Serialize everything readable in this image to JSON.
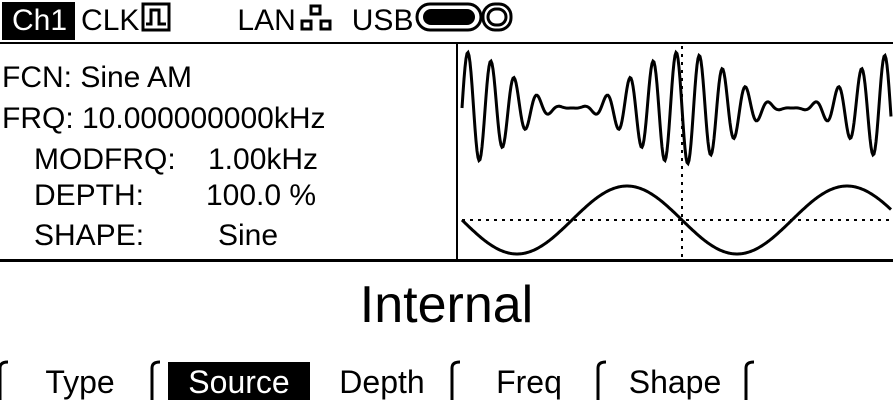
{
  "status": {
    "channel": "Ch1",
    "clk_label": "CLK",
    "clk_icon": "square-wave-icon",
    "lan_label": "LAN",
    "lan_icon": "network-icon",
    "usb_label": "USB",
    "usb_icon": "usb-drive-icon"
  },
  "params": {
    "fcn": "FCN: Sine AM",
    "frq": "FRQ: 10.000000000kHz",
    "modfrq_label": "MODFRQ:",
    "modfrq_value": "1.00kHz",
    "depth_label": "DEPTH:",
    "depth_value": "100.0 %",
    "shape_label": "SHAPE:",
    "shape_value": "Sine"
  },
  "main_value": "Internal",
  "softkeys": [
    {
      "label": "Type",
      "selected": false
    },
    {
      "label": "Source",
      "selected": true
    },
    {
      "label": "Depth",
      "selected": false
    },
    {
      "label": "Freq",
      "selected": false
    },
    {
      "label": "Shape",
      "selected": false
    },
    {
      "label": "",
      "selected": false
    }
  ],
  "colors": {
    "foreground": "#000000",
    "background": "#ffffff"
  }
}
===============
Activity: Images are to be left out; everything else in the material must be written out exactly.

Solution for this task:
Serialize everything readable in this image to JSON.
{
  "status": {
    "channel": "Ch1",
    "clk_label": "CLK",
    "clk_icon": "square-wave-icon",
    "lan_label": "LAN",
    "lan_icon": "network-icon",
    "usb_label": "USB",
    "usb_icon": "usb-drive-icon"
  },
  "params": {
    "fcn": "FCN: Sine AM",
    "frq": "FRQ: 10.000000000kHz",
    "modfrq_label": "MODFRQ:",
    "modfrq_value": "1.00kHz",
    "depth_label": "DEPTH:",
    "depth_value": "100.0 %",
    "shape_label": "SHAPE:",
    "shape_value": "Sine"
  },
  "main_value": "Internal",
  "softkeys": [
    {
      "label": "Type",
      "selected": false
    },
    {
      "label": "Source",
      "selected": true
    },
    {
      "label": "Depth",
      "selected": false
    },
    {
      "label": "Freq",
      "selected": false
    },
    {
      "label": "Shape",
      "selected": false
    },
    {
      "label": "",
      "selected": false
    }
  ],
  "colors": {
    "foreground": "#000000",
    "background": "#ffffff"
  }
}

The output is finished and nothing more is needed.